The usual jokes about marijuana in connection with hemp were refreshingly absent during a tour of industrial hemp plots near Lethbridge June 24.
Maybe Jan Slaski’s mission is getting results.
“I am on a mission to educate the general public about differences in these two close cousins: industrial hemp and marijuana,” said Slaski, who is the team lead on crop development and management for Alberta Innovates Technology Futures.
He is also a researcher and long-time proponent of hemp production, which dates back to early Canadian settlement. It lost favour and legality because of its marijuana cousin and was revived as a crop 17 years ago when a ban on its cultivation was lifted.
“We have proven that varieties that have been registered, they are useless for smoking,” Slaski told those at the Farming Smarter field school.
“They are harmless in a sense, so that’s why we are trying to move these regulations around industrial hemp from Health Canada to Agriculture Canada.

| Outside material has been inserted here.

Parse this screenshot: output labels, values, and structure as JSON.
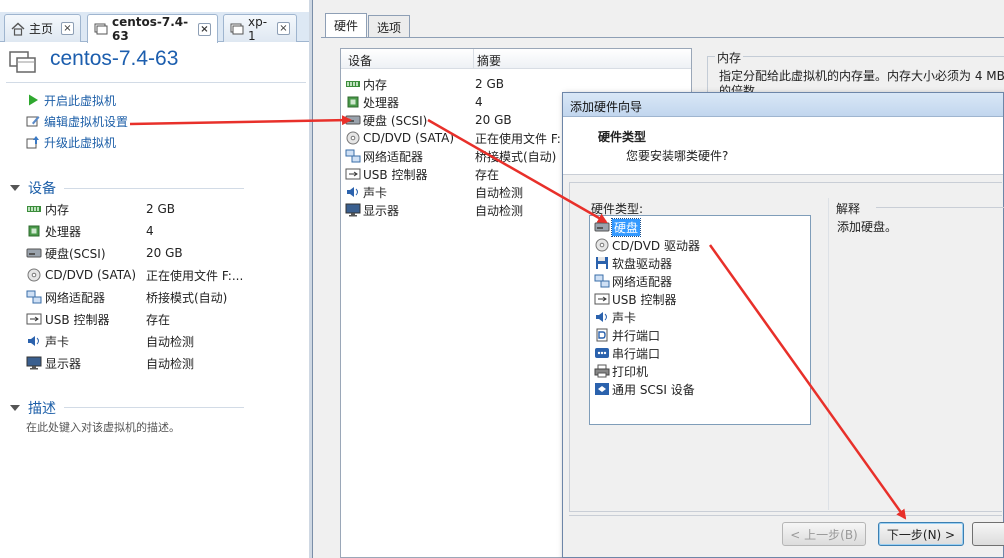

We want hemp to be as any other crop grown in the country, and industrial hemp deserves it.”
Health Canada regulates hemp production because of its THC content. However, Slaski said any industrial hemp registered for growth in Canada has .3 percent or less THC content. In Europe, hemp has .2 percent THC.
In contrast, marijuana can exceed 30 percent THC.
Slaski recounted an incident that occurred while he was working in mature hemp plots near Vegreville, Alta. He heard a vehicle stop and some people entered the field. They quickly departed when he suddenly emerged from the tall and thick crop.
“Definitely those guys knew what they were looking for,” he said.
“However, they didn’t realize that the joint had to be 100 times larger (than marijuana).”
Producers grew 107,000 acres of hemp in Canada last year, about 27,000 of them in Alberta. Of the latter acreage, 8,000 acres were grown by Rowland Seeds of Grassy Lake.
Southern Alberta hemp growers have been hearing rumours about new hemp fibre businesses establishing in the region, but nothing has been announced.
Operations in Lethbridge and Chin are said to be in development, but details have not been revealed.
Most of the hemp grown in the region is focused on the hemp seed market, which is better developed than the fibre side.
For that reason, Finola is the most common variety grown. It is a short, early maturing variety, although Slaski said it has smaller seeds than some other types.
His current research, which he conducts in Lethbridge, Vegreville and the Peace River region, explores hemp varieties, seeding dates and fertility.
The multi-year, multi-site studies are designed to develop agronomic information for hemp production that Slaski said is sorely needed by growers and potential new growers.